(Exercise data Opens)

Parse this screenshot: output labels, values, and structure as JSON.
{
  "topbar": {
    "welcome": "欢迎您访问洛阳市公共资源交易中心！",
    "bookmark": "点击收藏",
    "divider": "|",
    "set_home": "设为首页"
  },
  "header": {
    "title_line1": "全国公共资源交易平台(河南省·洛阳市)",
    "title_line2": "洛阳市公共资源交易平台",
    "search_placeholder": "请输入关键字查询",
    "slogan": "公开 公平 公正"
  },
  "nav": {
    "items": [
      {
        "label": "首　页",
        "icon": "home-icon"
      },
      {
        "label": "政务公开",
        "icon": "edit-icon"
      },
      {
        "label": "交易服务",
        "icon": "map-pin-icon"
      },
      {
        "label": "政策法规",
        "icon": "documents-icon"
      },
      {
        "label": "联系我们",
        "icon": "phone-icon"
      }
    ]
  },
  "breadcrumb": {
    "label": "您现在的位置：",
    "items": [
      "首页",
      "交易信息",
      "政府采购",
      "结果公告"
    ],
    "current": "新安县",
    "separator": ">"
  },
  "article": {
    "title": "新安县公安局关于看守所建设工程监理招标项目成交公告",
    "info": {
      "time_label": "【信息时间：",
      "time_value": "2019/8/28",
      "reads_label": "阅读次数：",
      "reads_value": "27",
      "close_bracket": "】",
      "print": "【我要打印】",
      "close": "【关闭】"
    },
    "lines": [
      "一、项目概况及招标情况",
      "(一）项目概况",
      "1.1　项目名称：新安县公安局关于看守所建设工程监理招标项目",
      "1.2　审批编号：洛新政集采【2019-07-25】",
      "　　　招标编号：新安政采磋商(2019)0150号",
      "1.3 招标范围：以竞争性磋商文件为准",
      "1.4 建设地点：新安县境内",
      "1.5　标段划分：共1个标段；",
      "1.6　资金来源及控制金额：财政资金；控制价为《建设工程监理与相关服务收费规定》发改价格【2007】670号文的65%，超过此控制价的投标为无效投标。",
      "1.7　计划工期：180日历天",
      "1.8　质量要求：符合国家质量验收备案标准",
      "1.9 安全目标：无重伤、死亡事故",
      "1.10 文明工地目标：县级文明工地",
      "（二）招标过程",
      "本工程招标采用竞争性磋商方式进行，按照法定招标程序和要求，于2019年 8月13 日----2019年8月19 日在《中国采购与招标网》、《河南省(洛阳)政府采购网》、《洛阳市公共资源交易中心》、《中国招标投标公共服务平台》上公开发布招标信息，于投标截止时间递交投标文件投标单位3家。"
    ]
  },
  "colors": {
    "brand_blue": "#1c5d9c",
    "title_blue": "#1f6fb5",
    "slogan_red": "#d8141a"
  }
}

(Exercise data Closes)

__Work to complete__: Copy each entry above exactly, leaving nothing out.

__Written response__:
Parse this screenshot: output labels, values, and structure as JSON.
{
  "topbar": {
    "welcome": "欢迎您访问洛阳市公共资源交易中心！",
    "bookmark": "点击收藏",
    "divider": "|",
    "set_home": "设为首页"
  },
  "header": {
    "title_line1": "全国公共资源交易平台(河南省·洛阳市)",
    "title_line2": "洛阳市公共资源交易平台",
    "search_placeholder": "请输入关键字查询",
    "slogan": "公开 公平 公正"
  },
  "nav": {
    "items": [
      {
        "label": "首　页",
        "icon": "home-icon"
      },
      {
        "label": "政务公开",
        "icon": "edit-icon"
      },
      {
        "label": "交易服务",
        "icon": "map-pin-icon"
      },
      {
        "label": "政策法规",
        "icon": "documents-icon"
      },
      {
        "label": "联系我们",
        "icon": "phone-icon"
      }
    ]
  },
  "breadcrumb": {
    "label": "您现在的位置：",
    "items": [
      "首页",
      "交易信息",
      "政府采购",
      "结果公告"
    ],
    "current": "新安县",
    "separator": ">"
  },
  "article": {
    "title": "新安县公安局关于看守所建设工程监理招标项目成交公告",
    "info": {
      "time_label": "【信息时间：",
      "time_value": "2019/8/28",
      "reads_label": "阅读次数：",
      "reads_value": "27",
      "close_bracket": "】",
      "print": "【我要打印】",
      "close": "【关闭】"
    },
    "lines": [
      "一、项目概况及招标情况",
      "(一）项目概况",
      "1.1　项目名称：新安县公安局关于看守所建设工程监理招标项目",
      "1.2　审批编号：洛新政集采【2019-07-25】",
      "　　　招标编号：新安政采磋商(2019)0150号",
      "1.3 招标范围：以竞争性磋商文件为准",
      "1.4 建设地点：新安县境内",
      "1.5　标段划分：共1个标段；",
      "1.6　资金来源及控制金额：财政资金；控制价为《建设工程监理与相关服务收费规定》发改价格【2007】670号文的65%，超过此控制价的投标为无效投标。",
      "1.7　计划工期：180日历天",
      "1.8　质量要求：符合国家质量验收备案标准",
      "1.9 安全目标：无重伤、死亡事故",
      "1.10 文明工地目标：县级文明工地",
      "（二）招标过程",
      "本工程招标采用竞争性磋商方式进行，按照法定招标程序和要求，于2019年 8月13 日----2019年8月19 日在《中国采购与招标网》、《河南省(洛阳)政府采购网》、《洛阳市公共资源交易中心》、《中国招标投标公共服务平台》上公开发布招标信息，于投标截止时间递交投标文件投标单位3家。"
    ]
  },
  "colors": {
    "brand_blue": "#1c5d9c",
    "title_blue": "#1f6fb5",
    "slogan_red": "#d8141a"
  }
}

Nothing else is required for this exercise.